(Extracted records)
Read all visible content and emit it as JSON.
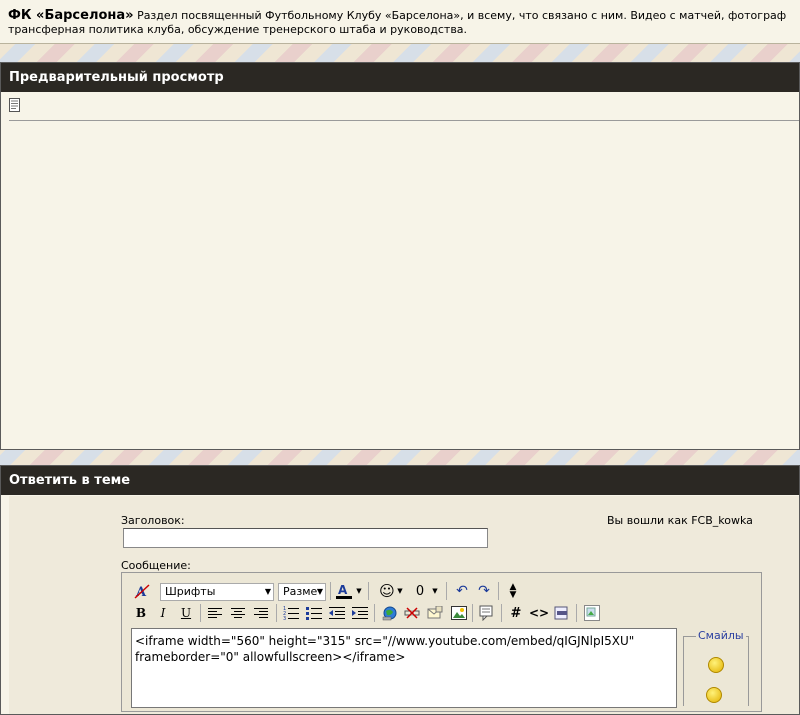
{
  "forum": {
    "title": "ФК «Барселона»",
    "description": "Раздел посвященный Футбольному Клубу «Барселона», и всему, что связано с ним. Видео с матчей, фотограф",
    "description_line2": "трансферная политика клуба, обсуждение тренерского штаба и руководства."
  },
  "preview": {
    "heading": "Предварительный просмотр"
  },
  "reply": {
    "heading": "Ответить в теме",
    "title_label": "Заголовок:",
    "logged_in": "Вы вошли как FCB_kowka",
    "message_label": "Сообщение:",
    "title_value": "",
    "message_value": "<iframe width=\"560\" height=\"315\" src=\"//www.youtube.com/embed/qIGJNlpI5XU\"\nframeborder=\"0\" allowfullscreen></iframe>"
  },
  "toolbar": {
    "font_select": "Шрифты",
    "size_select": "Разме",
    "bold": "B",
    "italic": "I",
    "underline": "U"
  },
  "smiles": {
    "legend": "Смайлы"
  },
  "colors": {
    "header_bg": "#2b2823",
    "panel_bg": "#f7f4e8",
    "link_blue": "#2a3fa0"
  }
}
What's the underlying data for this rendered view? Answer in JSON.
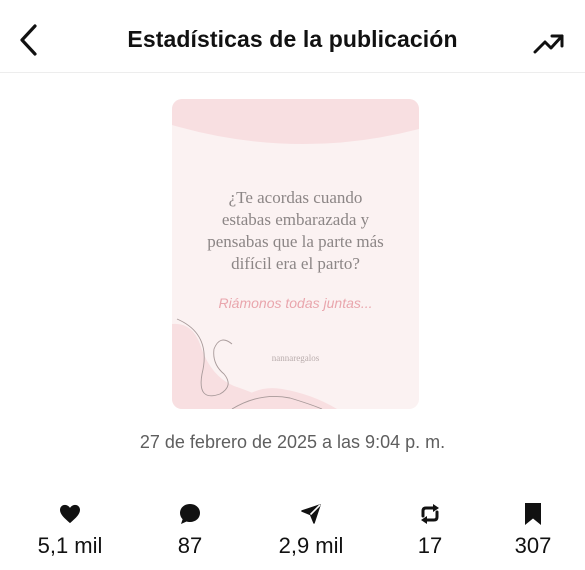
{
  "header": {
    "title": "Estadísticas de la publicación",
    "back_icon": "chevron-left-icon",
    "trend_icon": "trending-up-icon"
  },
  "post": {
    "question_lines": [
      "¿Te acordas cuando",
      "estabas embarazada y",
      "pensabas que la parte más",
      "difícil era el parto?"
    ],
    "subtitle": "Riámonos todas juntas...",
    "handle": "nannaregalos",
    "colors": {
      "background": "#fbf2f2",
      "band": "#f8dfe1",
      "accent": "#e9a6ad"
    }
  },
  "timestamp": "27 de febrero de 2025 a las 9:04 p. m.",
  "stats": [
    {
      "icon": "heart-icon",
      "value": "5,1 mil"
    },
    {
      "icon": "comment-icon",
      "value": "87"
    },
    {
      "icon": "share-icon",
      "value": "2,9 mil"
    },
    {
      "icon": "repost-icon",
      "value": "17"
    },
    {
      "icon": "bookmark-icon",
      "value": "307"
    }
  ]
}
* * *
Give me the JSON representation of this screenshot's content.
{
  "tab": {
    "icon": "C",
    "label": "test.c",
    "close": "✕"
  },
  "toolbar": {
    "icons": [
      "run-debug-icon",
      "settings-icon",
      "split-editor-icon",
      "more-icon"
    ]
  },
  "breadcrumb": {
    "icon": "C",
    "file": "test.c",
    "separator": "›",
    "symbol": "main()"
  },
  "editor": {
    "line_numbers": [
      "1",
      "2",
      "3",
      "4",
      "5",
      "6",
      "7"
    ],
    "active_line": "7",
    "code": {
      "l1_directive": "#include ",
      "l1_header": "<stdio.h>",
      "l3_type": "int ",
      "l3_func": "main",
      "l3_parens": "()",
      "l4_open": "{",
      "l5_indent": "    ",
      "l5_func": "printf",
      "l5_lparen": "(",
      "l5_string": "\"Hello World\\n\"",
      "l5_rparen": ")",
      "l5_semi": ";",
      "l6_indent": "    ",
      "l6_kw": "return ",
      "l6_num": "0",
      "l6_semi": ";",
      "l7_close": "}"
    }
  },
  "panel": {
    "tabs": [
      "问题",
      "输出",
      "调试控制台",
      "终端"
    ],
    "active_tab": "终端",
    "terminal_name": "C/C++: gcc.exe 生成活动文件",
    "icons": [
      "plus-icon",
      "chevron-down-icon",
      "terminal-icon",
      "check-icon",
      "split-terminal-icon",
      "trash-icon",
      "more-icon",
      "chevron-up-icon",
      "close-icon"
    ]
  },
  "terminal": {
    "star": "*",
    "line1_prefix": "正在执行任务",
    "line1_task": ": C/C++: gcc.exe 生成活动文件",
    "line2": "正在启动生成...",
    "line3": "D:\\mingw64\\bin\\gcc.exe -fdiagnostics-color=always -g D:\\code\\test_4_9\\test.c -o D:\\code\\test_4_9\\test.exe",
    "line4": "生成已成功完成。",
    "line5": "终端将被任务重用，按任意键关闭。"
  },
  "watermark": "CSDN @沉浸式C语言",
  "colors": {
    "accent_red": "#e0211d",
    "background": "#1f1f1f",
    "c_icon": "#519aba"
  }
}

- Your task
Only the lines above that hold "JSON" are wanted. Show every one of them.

- Solution below
Read all visible content and emit it as JSON.
What's the underlying data for this rendered view? Answer in JSON.
Give me the JSON representation of this screenshot's content.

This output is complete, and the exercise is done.